2020 The Gask
Eden Valley. The 2020 The Gask is dense and muscular, with a wall of fruit that rises up in the mouth. It's inky and concentrated, with mulberries, blueberry compote, salted licorice, blood plums and layers of earth, black tea and silty tannins. There's a blackcurrant pastille elegance here that tells us it's Eden down to its blood and bone. Speaking of . . . there's a marrow/charred lamb fat character that edges the fruit. It only serves to make it all the more delicious.
2021 Woodcutter's Shiraz

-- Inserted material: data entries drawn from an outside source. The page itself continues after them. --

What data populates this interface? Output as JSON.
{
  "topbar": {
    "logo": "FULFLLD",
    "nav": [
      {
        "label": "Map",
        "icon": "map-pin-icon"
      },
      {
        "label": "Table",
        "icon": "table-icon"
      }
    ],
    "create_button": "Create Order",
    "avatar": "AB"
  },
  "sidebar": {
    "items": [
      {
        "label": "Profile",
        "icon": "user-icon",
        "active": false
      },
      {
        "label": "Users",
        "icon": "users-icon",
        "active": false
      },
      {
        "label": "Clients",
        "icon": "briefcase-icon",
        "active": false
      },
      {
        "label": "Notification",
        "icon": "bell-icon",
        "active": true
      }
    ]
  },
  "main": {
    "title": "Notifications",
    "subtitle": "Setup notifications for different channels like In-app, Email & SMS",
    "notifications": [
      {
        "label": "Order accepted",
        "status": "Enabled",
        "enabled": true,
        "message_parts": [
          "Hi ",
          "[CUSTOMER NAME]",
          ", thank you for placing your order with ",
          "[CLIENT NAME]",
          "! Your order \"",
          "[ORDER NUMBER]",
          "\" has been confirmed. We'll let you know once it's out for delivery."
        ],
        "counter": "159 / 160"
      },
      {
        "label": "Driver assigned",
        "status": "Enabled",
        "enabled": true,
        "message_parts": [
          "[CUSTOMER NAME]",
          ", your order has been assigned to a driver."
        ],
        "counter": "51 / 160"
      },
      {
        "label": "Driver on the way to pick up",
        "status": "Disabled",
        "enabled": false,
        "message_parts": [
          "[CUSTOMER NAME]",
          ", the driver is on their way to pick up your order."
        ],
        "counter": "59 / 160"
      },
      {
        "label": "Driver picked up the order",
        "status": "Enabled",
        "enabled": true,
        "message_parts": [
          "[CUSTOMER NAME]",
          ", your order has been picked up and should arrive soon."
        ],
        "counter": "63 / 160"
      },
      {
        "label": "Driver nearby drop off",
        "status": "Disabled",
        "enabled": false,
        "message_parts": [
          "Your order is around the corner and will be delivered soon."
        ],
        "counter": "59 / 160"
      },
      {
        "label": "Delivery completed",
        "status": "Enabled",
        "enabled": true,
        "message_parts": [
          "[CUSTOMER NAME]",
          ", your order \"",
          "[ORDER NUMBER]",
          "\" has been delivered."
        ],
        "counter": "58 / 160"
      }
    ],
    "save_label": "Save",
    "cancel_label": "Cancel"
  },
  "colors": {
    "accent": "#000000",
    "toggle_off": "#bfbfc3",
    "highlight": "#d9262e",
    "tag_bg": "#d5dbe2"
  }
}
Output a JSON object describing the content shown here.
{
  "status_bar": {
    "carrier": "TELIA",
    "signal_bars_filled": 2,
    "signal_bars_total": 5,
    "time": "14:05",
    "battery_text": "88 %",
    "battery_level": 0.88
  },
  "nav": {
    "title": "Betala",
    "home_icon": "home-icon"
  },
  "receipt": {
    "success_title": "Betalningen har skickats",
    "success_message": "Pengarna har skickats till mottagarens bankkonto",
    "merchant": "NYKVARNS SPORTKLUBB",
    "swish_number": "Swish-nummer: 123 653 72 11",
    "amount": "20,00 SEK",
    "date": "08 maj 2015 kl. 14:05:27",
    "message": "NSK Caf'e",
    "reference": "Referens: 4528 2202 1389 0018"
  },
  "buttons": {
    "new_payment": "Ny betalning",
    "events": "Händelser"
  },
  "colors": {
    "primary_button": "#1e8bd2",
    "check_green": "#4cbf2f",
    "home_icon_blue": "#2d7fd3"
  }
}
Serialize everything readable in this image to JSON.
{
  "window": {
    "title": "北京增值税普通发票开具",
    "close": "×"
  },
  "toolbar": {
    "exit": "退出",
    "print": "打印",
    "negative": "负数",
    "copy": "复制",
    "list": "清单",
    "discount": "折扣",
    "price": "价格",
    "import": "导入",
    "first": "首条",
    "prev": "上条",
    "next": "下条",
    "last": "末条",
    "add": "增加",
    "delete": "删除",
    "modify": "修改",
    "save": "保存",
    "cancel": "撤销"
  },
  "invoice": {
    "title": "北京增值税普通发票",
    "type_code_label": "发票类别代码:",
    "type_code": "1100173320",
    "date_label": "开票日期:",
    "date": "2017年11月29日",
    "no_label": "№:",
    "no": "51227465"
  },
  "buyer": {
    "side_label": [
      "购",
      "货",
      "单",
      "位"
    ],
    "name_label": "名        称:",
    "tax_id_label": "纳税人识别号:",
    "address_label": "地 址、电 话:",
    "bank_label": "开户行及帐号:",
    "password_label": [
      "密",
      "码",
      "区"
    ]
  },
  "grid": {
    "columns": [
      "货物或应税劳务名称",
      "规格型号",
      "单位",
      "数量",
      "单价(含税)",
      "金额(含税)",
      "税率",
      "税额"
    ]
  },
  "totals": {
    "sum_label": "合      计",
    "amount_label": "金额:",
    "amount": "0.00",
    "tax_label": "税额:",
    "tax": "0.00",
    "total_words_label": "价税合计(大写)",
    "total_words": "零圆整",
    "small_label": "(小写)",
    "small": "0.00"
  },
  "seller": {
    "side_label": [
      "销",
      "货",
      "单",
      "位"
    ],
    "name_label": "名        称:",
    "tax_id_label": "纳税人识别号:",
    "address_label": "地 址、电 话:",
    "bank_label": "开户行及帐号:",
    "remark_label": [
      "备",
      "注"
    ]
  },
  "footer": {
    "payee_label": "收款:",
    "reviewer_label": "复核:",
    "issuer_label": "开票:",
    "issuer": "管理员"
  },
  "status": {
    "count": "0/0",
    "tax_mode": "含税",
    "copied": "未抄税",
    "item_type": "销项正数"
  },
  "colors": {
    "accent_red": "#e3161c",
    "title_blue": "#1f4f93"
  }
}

Ever the reliable wine in the Torbreck lineup (challenged only by the beauty of the Steading, but nevertheless), the Woodcutters has tightened up over time. My first introduction to it almost 10 years ago recalls a plush, full-bodied wine that delivered all the Barossa feels and flavors that one could possibly hope for. These days, and today specifically, the 2021 Woodcutter's Shiraz is tight and tense, with black brooding fruit set to a rigging of firm, savory tannins. The oak is subliminal in this wine, leaving only the tannins to shape the fruit. Really handled well. Impressive.
2021 Hillside Vineyard Shiraz Roussanne
This is interesting—the Roussanne acts somewhat as Viognier does in the blend—it lifts the florals out of the glass and impacts the texture in the mouth. However, where it differs is the impact on the tannins. The Roussanne seems to open up the tannins and loosen the knit, while Viognier can amplify but slick the tannins, tightening everything up, contributing to that visceral feels that they can have. This 2021 Hillside Vineyard Shiraz Roussanne has an abundance of red berries, pineapple, apricot kernel, raspberries and licorice, all framed by subtle oak. Really smart!